For the first time ever, Manson and his mainly interchangeable band had to prove that they could follow up a hit album, and that they didn't need producer Trent Reznor to do it. Thus, the band tried something completely different. Unable to market himself as an outcast after appearing on the cover of Rolling Stone, Manson ditched Satan for Sci-Fi, coming up with a vague concept about alienated celebrity life.
The celebrity role becomes Manson--no matter how much he tours with Slayer, Marilyn Manson has always been a pop star. His first hit was a cover of Eurythmics' "Sweet Dreams," but his finest homage to his synthpop heroes is his glamdustrial original "The Dope Show." Riding a beat unshamefully cribbed from Iggy Pop and Bowie's "Nightclubbing," Manson's acknowledges the temporary state of his place in the world: "They love you when you're on all the covers/When you're not then they love another."
Standing out amongst the record's glam throwbacks, "Rock is Dead" was futuristic enough to get played during the end credits of The Matrix.

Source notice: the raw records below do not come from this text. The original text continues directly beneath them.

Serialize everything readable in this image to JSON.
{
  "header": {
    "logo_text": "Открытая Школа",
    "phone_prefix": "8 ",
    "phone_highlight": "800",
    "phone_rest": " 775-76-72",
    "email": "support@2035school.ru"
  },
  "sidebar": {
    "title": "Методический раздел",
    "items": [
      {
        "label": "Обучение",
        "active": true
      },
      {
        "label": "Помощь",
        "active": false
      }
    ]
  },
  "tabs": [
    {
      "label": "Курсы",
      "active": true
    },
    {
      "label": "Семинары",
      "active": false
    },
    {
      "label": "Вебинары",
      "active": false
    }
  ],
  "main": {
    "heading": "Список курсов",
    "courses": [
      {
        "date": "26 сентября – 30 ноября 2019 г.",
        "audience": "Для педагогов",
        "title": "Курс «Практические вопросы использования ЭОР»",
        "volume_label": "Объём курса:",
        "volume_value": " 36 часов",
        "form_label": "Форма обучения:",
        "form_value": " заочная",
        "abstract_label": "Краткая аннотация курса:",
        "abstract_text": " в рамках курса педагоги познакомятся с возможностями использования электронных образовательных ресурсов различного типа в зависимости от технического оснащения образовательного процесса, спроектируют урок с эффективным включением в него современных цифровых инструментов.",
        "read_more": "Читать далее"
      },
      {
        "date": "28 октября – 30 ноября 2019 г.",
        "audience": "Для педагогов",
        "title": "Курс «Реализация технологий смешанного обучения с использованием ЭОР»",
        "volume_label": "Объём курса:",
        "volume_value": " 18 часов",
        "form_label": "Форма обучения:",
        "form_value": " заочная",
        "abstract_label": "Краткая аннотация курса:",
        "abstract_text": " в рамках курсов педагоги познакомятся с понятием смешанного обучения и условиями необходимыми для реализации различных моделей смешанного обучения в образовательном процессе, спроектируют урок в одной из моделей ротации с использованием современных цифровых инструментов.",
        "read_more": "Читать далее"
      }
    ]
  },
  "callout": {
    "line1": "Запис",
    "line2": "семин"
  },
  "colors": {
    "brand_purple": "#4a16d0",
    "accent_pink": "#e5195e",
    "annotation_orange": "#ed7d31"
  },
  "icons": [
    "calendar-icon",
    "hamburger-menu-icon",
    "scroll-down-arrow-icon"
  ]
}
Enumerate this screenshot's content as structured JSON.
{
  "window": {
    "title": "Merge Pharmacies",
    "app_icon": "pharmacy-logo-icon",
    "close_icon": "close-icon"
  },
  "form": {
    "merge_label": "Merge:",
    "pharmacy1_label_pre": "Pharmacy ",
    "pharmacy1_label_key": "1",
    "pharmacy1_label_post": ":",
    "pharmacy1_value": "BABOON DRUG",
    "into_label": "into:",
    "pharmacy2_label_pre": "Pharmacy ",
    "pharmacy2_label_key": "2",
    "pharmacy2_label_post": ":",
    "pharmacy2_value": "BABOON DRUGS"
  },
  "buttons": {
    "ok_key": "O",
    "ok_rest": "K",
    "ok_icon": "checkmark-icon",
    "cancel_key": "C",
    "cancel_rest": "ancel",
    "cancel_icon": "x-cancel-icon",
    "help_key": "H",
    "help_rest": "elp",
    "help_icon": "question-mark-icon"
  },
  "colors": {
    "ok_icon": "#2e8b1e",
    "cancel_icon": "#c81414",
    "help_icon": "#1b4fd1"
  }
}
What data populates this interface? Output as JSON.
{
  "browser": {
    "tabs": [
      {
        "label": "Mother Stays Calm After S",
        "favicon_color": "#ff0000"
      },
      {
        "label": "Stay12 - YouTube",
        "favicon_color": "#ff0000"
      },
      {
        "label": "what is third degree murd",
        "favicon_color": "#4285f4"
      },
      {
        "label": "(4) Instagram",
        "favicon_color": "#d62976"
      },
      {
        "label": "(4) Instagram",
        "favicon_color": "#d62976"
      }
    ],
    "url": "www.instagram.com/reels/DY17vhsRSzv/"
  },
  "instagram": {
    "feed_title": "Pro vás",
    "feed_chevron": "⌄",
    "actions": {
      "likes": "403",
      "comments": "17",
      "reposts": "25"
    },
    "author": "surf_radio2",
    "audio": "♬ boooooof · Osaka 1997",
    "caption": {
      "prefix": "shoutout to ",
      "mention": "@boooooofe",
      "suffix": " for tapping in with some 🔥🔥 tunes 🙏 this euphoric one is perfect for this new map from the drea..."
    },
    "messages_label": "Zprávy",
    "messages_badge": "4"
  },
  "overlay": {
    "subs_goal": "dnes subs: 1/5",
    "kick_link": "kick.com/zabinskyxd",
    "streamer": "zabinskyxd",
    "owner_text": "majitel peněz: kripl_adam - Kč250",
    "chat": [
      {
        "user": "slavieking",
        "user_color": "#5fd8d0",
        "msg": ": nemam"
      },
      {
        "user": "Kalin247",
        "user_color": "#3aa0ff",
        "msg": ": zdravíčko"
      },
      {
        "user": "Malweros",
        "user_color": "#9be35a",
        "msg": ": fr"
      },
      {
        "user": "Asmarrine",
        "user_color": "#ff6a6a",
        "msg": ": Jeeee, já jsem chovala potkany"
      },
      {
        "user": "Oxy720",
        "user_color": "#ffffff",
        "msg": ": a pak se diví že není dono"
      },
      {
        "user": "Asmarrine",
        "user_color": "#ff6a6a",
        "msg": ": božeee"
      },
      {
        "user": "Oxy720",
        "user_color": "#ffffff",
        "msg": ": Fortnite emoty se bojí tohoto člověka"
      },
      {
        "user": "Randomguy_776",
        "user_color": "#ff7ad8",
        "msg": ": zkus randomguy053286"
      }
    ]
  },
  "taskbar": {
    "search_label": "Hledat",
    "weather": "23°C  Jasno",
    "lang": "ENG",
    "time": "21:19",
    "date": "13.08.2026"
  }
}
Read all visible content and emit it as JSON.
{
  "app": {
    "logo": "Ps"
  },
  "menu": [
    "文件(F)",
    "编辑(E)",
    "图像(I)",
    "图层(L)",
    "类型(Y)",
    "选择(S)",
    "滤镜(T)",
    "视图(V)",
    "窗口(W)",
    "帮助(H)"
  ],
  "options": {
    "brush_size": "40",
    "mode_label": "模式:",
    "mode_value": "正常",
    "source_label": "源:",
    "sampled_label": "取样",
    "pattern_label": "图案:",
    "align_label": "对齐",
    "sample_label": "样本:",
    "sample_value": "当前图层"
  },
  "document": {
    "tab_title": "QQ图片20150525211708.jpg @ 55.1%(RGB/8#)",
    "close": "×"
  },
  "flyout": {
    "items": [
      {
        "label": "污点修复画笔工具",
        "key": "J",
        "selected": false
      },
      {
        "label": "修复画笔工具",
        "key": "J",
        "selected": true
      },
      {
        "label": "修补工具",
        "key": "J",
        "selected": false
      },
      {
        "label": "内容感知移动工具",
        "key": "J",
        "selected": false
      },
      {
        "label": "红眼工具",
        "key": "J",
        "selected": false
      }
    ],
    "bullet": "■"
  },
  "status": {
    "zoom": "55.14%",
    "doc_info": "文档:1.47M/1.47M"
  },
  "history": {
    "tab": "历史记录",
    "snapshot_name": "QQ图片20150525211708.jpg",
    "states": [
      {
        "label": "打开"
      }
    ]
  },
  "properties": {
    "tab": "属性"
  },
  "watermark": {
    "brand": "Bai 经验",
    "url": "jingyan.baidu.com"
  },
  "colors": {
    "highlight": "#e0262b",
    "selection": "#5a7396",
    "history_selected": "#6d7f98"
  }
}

The "God is in the TV" rejoinder offers rewards as both statement and satire. I don't know what happened to guitarist Zim Zum, but his harmonics here leave Zakk Wylde's in the dust.
Manson wasn't the first rock star to sing about mo money mo problems, but he might have been the funniest. Usually a mediocre lyricist, Manson approached songwriting on Mechanical Animals with a sense of humor that he had lacked before, as heard on "I Don't Like the Drugs (But the Drugs Like Me.)" Not only is it the
first and last good industrial funk song, it's Manson's greatest single, the feather in his prosthetic boobs.
Manson was right. Soon he was not on all the covers and we loved another. But if he ever makes another album this good, he might work his way back.